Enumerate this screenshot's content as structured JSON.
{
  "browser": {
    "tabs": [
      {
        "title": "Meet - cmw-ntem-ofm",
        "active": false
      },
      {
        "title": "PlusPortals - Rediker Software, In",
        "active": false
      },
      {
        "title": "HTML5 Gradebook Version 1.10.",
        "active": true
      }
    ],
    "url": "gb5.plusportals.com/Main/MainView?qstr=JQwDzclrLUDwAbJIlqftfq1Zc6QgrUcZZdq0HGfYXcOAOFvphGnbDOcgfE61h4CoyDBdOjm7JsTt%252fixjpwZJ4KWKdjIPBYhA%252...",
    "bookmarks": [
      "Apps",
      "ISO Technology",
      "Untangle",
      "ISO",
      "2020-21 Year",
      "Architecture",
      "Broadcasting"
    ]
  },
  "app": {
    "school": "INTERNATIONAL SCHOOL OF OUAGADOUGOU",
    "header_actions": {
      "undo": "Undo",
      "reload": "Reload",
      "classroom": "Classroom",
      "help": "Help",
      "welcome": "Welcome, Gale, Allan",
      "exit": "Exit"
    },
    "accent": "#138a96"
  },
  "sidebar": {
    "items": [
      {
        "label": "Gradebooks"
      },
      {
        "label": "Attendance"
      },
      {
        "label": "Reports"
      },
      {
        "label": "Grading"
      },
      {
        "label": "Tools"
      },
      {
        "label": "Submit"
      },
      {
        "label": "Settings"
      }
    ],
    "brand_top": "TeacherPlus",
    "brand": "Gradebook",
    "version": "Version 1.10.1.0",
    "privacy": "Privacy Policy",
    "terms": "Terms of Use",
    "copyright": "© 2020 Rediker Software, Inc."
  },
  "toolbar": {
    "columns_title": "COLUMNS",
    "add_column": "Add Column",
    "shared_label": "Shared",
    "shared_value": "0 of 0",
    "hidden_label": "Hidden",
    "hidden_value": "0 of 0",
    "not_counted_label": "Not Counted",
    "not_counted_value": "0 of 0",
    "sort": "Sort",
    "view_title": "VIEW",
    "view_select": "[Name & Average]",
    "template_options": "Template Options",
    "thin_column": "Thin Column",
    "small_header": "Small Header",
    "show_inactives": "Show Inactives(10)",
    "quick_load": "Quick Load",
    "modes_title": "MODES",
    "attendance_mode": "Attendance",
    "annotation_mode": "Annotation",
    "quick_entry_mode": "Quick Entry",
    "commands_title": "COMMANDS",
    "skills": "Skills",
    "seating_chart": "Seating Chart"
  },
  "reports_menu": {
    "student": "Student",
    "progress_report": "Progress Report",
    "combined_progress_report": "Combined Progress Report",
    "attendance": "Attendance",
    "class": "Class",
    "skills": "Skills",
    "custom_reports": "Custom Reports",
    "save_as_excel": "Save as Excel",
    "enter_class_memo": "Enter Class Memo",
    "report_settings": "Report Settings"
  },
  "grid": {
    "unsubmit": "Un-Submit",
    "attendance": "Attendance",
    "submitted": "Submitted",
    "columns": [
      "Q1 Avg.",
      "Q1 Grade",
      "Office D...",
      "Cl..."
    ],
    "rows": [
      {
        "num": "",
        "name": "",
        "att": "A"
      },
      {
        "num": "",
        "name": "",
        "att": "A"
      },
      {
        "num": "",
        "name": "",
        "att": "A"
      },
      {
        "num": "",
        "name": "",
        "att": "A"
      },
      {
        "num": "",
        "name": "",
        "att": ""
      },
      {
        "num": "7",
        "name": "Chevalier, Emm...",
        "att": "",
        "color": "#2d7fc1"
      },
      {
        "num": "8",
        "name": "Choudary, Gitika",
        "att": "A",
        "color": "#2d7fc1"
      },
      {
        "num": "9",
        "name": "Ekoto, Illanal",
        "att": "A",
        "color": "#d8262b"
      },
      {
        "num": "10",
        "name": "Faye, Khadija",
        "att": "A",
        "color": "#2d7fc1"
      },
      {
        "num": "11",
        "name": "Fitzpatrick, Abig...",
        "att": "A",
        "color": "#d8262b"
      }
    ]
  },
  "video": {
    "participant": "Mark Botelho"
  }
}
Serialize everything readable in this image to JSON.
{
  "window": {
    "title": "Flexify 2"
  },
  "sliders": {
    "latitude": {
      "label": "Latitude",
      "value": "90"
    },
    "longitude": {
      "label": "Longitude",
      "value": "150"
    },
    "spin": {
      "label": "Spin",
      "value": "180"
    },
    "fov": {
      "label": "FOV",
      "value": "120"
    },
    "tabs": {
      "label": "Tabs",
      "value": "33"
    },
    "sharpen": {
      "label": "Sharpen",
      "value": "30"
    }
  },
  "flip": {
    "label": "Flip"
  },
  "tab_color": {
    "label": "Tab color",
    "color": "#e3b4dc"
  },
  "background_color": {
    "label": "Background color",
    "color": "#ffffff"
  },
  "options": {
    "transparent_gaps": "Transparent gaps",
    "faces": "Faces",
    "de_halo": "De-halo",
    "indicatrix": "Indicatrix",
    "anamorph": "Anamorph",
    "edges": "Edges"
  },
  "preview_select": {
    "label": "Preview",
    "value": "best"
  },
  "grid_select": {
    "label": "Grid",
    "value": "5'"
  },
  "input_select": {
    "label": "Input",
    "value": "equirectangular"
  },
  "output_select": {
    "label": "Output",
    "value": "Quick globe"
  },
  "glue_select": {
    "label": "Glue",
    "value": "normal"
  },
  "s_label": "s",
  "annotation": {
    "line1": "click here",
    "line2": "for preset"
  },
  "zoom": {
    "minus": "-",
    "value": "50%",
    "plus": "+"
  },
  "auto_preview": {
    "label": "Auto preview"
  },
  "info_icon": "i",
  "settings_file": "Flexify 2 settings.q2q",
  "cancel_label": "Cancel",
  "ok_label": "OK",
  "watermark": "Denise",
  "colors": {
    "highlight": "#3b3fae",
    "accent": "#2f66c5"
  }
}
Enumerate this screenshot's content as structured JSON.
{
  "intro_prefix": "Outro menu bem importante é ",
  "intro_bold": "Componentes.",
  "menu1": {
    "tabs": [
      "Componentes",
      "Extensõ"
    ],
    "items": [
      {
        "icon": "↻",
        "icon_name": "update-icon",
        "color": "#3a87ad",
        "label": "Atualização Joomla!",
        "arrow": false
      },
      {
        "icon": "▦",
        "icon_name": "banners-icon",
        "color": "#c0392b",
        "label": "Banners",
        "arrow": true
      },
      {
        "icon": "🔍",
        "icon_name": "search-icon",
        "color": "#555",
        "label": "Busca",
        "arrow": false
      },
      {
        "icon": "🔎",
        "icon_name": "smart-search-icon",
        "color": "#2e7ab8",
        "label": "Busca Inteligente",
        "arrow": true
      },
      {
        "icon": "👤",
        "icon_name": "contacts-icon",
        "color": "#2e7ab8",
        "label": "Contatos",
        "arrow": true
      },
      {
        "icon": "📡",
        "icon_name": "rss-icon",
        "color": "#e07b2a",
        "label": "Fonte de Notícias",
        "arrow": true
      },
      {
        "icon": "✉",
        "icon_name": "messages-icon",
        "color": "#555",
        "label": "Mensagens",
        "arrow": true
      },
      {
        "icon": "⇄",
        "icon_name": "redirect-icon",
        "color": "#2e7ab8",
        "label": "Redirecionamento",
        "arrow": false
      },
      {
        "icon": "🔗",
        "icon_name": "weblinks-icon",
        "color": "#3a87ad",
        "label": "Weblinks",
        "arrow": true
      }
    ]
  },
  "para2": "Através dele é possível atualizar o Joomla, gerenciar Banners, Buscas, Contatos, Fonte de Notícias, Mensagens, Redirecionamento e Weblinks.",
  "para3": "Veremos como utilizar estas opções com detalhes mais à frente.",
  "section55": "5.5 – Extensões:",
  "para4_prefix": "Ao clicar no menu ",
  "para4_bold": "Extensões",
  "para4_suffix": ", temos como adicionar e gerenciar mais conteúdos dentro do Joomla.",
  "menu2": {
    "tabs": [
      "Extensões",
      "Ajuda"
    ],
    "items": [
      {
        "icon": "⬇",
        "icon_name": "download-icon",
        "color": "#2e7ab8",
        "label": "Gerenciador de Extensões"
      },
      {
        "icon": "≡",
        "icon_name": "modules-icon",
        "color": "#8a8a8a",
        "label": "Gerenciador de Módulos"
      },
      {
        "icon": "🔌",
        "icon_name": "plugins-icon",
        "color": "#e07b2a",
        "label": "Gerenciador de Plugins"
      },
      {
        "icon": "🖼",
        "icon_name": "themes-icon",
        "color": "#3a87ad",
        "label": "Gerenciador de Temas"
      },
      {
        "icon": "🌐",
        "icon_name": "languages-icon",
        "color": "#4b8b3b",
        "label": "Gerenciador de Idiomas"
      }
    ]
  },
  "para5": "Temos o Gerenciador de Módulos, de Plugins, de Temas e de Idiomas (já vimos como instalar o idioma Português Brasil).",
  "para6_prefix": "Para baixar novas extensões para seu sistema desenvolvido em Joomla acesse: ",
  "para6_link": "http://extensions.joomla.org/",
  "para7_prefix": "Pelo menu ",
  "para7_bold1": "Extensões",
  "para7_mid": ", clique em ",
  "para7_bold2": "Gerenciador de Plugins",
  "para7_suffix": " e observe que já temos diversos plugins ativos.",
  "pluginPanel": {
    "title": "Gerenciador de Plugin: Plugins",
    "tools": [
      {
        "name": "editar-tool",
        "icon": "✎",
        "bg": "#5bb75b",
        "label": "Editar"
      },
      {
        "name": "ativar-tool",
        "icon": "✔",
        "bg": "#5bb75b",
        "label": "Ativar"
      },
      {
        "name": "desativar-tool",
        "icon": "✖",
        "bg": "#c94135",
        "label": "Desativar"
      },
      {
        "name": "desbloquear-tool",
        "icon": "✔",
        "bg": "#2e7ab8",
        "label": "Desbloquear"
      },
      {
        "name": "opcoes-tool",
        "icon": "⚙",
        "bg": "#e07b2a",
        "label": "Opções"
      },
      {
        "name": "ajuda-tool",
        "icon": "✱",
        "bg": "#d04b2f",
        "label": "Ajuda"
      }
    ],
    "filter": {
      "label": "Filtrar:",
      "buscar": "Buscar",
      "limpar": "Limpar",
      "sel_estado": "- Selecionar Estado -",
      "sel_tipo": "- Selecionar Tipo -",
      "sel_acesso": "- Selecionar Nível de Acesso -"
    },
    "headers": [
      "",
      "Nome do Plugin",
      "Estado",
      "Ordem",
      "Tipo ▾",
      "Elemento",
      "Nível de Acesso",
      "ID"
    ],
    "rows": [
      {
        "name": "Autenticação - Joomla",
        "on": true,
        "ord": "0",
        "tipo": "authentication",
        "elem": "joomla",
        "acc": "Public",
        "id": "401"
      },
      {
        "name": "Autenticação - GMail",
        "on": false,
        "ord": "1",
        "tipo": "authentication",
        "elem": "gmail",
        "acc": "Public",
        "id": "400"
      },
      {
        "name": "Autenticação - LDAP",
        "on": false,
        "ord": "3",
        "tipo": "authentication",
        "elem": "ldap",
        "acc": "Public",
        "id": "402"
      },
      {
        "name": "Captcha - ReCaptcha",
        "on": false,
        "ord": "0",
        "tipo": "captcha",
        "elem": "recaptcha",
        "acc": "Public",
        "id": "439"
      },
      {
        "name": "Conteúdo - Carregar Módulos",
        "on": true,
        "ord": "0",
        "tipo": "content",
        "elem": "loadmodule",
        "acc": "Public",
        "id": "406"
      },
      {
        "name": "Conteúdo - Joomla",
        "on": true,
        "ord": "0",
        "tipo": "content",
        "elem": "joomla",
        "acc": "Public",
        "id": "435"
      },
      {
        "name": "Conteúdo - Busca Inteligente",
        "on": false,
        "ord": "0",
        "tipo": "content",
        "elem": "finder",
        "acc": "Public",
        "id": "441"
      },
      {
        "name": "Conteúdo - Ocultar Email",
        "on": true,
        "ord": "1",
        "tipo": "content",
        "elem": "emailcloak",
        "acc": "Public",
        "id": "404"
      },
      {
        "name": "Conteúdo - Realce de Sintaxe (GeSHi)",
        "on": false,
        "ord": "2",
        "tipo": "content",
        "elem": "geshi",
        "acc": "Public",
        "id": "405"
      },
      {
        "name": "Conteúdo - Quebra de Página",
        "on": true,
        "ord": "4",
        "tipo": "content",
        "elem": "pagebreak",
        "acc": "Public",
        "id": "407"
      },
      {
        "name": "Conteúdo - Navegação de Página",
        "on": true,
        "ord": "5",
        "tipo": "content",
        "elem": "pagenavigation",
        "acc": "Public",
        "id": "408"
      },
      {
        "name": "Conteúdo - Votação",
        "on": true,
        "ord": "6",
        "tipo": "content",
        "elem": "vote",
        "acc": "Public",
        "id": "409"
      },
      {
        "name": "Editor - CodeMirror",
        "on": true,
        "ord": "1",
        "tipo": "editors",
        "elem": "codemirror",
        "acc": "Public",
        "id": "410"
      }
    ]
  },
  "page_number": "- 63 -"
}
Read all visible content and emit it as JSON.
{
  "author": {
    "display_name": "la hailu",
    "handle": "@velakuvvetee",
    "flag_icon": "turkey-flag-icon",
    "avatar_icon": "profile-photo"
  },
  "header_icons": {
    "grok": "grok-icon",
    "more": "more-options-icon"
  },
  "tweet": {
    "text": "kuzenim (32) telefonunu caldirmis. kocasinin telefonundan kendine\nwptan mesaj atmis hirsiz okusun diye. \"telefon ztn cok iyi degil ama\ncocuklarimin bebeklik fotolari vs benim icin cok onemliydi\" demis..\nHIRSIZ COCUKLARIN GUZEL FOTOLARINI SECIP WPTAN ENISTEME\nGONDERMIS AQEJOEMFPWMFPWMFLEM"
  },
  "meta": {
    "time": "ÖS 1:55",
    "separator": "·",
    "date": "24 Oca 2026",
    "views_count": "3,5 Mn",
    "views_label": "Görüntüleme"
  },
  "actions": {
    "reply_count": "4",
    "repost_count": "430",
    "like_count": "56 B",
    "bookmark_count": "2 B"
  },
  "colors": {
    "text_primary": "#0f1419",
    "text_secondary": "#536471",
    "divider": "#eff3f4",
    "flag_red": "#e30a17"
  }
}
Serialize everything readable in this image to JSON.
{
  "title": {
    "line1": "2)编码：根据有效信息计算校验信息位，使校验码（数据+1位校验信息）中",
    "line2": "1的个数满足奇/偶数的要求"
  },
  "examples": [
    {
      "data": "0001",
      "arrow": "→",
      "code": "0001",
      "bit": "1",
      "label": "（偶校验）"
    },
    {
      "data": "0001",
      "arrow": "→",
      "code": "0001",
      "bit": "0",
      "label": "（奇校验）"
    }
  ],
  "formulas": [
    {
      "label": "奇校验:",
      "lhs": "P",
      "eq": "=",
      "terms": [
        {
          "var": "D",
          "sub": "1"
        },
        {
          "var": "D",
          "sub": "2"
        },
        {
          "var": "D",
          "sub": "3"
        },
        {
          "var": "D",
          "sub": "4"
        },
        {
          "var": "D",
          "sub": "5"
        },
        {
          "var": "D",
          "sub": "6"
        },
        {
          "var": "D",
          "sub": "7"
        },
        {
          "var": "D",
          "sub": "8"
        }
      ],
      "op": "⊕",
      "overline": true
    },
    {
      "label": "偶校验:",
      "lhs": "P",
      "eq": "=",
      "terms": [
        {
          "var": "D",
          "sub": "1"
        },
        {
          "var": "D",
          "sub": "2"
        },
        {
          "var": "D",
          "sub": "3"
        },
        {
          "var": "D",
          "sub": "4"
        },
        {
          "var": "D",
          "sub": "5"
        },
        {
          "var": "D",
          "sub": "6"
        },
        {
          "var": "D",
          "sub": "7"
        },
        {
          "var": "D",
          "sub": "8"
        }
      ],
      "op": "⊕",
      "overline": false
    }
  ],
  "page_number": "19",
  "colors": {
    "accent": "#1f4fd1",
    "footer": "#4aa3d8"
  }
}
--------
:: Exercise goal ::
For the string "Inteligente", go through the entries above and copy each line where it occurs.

:: Written answer ::
        "label": "Busca Inteligente",
        "name": "Conteúdo - Busca Inteligente",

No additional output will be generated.